--- Required action ---
What you give back must match the data character for character.

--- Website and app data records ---
--- START ---
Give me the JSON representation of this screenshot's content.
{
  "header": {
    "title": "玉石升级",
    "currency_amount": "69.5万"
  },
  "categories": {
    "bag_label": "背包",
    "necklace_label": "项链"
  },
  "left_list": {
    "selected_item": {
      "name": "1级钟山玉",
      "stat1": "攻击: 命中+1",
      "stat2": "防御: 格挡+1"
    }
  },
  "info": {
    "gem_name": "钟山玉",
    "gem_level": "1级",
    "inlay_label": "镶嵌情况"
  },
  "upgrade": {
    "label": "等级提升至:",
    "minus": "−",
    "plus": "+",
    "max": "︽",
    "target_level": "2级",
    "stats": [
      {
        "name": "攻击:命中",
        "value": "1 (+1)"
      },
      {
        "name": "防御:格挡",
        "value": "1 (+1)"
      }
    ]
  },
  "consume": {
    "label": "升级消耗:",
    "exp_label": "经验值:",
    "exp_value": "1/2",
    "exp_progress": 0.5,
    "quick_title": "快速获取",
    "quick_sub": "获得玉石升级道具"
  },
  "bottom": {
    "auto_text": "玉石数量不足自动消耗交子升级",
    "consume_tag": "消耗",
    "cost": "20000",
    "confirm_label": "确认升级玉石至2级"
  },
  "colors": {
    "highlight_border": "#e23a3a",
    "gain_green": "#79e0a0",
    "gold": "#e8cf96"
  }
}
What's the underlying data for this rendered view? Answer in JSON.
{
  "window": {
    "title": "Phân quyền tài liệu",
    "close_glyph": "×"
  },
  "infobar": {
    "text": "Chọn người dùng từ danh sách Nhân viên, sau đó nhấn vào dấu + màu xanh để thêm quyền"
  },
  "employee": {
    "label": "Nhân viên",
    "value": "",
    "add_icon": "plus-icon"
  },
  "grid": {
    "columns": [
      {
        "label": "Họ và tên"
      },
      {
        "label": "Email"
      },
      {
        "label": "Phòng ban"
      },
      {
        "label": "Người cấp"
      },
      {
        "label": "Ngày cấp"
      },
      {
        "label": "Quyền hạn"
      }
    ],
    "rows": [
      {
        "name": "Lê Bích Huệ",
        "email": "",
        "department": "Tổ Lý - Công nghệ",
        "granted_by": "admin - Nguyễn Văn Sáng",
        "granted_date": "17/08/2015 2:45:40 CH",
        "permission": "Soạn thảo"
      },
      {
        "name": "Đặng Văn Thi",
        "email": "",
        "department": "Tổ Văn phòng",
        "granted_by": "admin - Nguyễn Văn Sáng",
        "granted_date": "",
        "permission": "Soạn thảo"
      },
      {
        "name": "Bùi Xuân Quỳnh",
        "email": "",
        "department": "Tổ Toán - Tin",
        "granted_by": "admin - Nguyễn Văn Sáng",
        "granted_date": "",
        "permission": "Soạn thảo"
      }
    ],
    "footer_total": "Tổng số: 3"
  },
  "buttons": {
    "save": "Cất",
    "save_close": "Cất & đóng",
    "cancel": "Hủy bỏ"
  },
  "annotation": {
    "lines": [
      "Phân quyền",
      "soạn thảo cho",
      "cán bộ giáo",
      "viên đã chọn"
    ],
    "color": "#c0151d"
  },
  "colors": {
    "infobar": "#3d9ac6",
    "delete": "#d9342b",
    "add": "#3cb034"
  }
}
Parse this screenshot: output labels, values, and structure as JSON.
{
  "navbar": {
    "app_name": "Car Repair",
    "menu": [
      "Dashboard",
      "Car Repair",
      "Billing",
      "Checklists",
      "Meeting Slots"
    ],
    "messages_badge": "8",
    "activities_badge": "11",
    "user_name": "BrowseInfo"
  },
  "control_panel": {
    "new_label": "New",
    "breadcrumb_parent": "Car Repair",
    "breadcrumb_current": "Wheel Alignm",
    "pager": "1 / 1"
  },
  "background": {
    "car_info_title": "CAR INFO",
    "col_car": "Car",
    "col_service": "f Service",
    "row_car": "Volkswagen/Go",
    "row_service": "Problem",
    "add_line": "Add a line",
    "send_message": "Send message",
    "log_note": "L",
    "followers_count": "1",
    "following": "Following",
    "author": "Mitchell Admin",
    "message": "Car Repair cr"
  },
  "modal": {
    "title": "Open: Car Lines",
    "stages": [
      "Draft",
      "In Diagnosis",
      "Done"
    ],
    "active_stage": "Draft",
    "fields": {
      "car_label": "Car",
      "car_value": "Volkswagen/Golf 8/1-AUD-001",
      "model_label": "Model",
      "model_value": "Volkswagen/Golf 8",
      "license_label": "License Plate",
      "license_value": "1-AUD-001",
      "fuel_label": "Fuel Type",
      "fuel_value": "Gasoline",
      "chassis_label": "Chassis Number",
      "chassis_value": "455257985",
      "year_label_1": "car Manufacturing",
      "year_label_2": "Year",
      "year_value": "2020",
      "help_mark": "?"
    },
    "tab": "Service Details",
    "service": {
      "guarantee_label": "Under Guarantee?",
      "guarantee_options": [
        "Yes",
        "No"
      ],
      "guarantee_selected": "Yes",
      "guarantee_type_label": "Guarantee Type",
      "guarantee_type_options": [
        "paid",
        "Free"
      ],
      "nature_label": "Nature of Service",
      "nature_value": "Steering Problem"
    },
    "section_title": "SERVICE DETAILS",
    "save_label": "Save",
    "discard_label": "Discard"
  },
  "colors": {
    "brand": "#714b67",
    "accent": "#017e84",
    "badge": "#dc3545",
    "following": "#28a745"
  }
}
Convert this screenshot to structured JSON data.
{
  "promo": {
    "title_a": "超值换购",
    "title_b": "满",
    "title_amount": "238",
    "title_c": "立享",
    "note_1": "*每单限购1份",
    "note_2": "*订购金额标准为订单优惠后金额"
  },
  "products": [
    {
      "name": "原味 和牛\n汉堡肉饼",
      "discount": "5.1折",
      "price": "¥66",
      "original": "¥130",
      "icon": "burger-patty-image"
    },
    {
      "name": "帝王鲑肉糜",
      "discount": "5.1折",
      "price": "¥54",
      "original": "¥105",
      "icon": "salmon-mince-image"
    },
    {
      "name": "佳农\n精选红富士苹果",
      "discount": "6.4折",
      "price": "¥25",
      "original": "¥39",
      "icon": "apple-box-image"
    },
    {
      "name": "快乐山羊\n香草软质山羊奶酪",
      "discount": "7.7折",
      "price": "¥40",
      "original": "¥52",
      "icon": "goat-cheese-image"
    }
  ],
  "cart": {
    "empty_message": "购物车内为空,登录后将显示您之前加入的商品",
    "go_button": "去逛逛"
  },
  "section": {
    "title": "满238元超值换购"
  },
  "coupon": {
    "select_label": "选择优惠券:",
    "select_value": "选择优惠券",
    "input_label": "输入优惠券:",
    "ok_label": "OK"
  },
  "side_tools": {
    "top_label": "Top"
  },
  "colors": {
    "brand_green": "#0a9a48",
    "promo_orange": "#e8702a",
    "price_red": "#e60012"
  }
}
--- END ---
--- Response to this exercise ---
Give me the JSON representation of this screenshot's content.
{
  "header": {
    "title": "玉石升级",
    "currency_amount": "69.5万"
  },
  "categories": {
    "bag_label": "背包",
    "necklace_label": "项链"
  },
  "left_list": {
    "selected_item": {
      "name": "1级钟山玉",
      "stat1": "攻击: 命中+1",
      "stat2": "防御: 格挡+1"
    }
  },
  "info": {
    "gem_name": "钟山玉",
    "gem_level": "1级",
    "inlay_label": "镶嵌情况"
  },
  "upgrade": {
    "label": "等级提升至:",
    "minus": "−",
    "plus": "+",
    "max": "︽",
    "target_level": "2级",
    "stats": [
      {
        "name": "攻击:命中",
        "value": "1 (+1)"
      },
      {
        "name": "防御:格挡",
        "value": "1 (+1)"
      }
    ]
  },
  "consume": {
    "label": "升级消耗:",
    "exp_label": "经验值:",
    "exp_value": "1/2",
    "exp_progress": 0.5,
    "quick_title": "快速获取",
    "quick_sub": "获得玉石升级道具"
  },
  "bottom": {
    "auto_text": "玉石数量不足自动消耗交子升级",
    "consume_tag": "消耗",
    "cost": "20000",
    "confirm_label": "确认升级玉石至2级"
  },
  "colors": {
    "highlight_border": "#e23a3a",
    "gain_green": "#79e0a0",
    "gold": "#e8cf96"
  }
}
What's the underlying data for this rendered view? Answer in JSON.
{
  "window": {
    "title": "Phân quyền tài liệu",
    "close_glyph": "×"
  },
  "infobar": {
    "text": "Chọn người dùng từ danh sách Nhân viên, sau đó nhấn vào dấu + màu xanh để thêm quyền"
  },
  "employee": {
    "label": "Nhân viên",
    "value": "",
    "add_icon": "plus-icon"
  },
  "grid": {
    "columns": [
      {
        "label": "Họ và tên"
      },
      {
        "label": "Email"
      },
      {
        "label": "Phòng ban"
      },
      {
        "label": "Người cấp"
      },
      {
        "label": "Ngày cấp"
      },
      {
        "label": "Quyền hạn"
      }
    ],
    "rows": [
      {
        "name": "Lê Bích Huệ",
        "email": "",
        "department": "Tổ Lý - Công nghệ",
        "granted_by": "admin - Nguyễn Văn Sáng",
        "granted_date": "17/08/2015 2:45:40 CH",
        "permission": "Soạn thảo"
      },
      {
        "name": "Đặng Văn Thi",
        "email": "",
        "department": "Tổ Văn phòng",
        "granted_by": "admin - Nguyễn Văn Sáng",
        "granted_date": "",
        "permission": "Soạn thảo"
      },
      {
        "name": "Bùi Xuân Quỳnh",
        "email": "",
        "department": "Tổ Toán - Tin",
        "granted_by": "admin - Nguyễn Văn Sáng",
        "granted_date": "",
        "permission": "Soạn thảo"
      }
    ],
    "footer_total": "Tổng số: 3"
  },
  "buttons": {
    "save": "Cất",
    "save_close": "Cất & đóng",
    "cancel": "Hủy bỏ"
  },
  "annotation": {
    "lines": [
      "Phân quyền",
      "soạn thảo cho",
      "cán bộ giáo",
      "viên đã chọn"
    ],
    "color": "#c0151d"
  },
  "colors": {
    "infobar": "#3d9ac6",
    "delete": "#d9342b",
    "add": "#3cb034"
  }
}
Parse this screenshot: output labels, values, and structure as JSON.
{
  "navbar": {
    "app_name": "Car Repair",
    "menu": [
      "Dashboard",
      "Car Repair",
      "Billing",
      "Checklists",
      "Meeting Slots"
    ],
    "messages_badge": "8",
    "activities_badge": "11",
    "user_name": "BrowseInfo"
  },
  "control_panel": {
    "new_label": "New",
    "breadcrumb_parent": "Car Repair",
    "breadcrumb_current": "Wheel Alignm",
    "pager": "1 / 1"
  },
  "background": {
    "car_info_title": "CAR INFO",
    "col_car": "Car",
    "col_service": "f Service",
    "row_car": "Volkswagen/Go",
    "row_service": "Problem",
    "add_line": "Add a line",
    "send_message": "Send message",
    "log_note": "L",
    "followers_count": "1",
    "following": "Following",
    "author": "Mitchell Admin",
    "message": "Car Repair cr"
  },
  "modal": {
    "title": "Open: Car Lines",
    "stages": [
      "Draft",
      "In Diagnosis",
      "Done"
    ],
    "active_stage": "Draft",
    "fields": {
      "car_label": "Car",
      "car_value": "Volkswagen/Golf 8/1-AUD-001",
      "model_label": "Model",
      "model_value": "Volkswagen/Golf 8",
      "license_label": "License Plate",
      "license_value": "1-AUD-001",
      "fuel_label": "Fuel Type",
      "fuel_value": "Gasoline",
      "chassis_label": "Chassis Number",
      "chassis_value": "455257985",
      "year_label_1": "car Manufacturing",
      "year_label_2": "Year",
      "year_value": "2020",
      "help_mark": "?"
    },
    "tab": "Service Details",
    "service": {
      "guarantee_label": "Under Guarantee?",
      "guarantee_options": [
        "Yes",
        "No"
      ],
      "guarantee_selected": "Yes",
      "guarantee_type_label": "Guarantee Type",
      "guarantee_type_options": [
        "paid",
        "Free"
      ],
      "nature_label": "Nature of Service",
      "nature_value": "Steering Problem"
    },
    "section_title": "SERVICE DETAILS",
    "save_label": "Save",
    "discard_label": "Discard"
  },
  "colors": {
    "brand": "#714b67",
    "accent": "#017e84",
    "badge": "#dc3545",
    "following": "#28a745"
  }
}
Convert this screenshot to structured JSON data.
{
  "promo": {
    "title_a": "超值换购",
    "title_b": "满",
    "title_amount": "238",
    "title_c": "立享",
    "note_1": "*每单限购1份",
    "note_2": "*订购金额标准为订单优惠后金额"
  },
  "products": [
    {
      "name": "原味 和牛\n汉堡肉饼",
      "discount": "5.1折",
      "price": "¥66",
      "original": "¥130",
      "icon": "burger-patty-image"
    },
    {
      "name": "帝王鲑肉糜",
      "discount": "5.1折",
      "price": "¥54",
      "original": "¥105",
      "icon": "salmon-mince-image"
    },
    {
      "name": "佳农\n精选红富士苹果",
      "discount": "6.4折",
      "price": "¥25",
      "original": "¥39",
      "icon": "apple-box-image"
    },
    {
      "name": "快乐山羊\n香草软质山羊奶酪",
      "discount": "7.7折",
      "price": "¥40",
      "original": "¥52",
      "icon": "goat-cheese-image"
    }
  ],
  "cart": {
    "empty_message": "购物车内为空,登录后将显示您之前加入的商品",
    "go_button": "去逛逛"
  },
  "section": {
    "title": "满238元超值换购"
  },
  "coupon": {
    "select_label": "选择优惠券:",
    "select_value": "选择优惠券",
    "input_label": "输入优惠券:",
    "ok_label": "OK"
  },
  "side_tools": {
    "top_label": "Top"
  },
  "colors": {
    "brand_green": "#0a9a48",
    "promo_orange": "#e8702a",
    "price_red": "#e60012"
  }
}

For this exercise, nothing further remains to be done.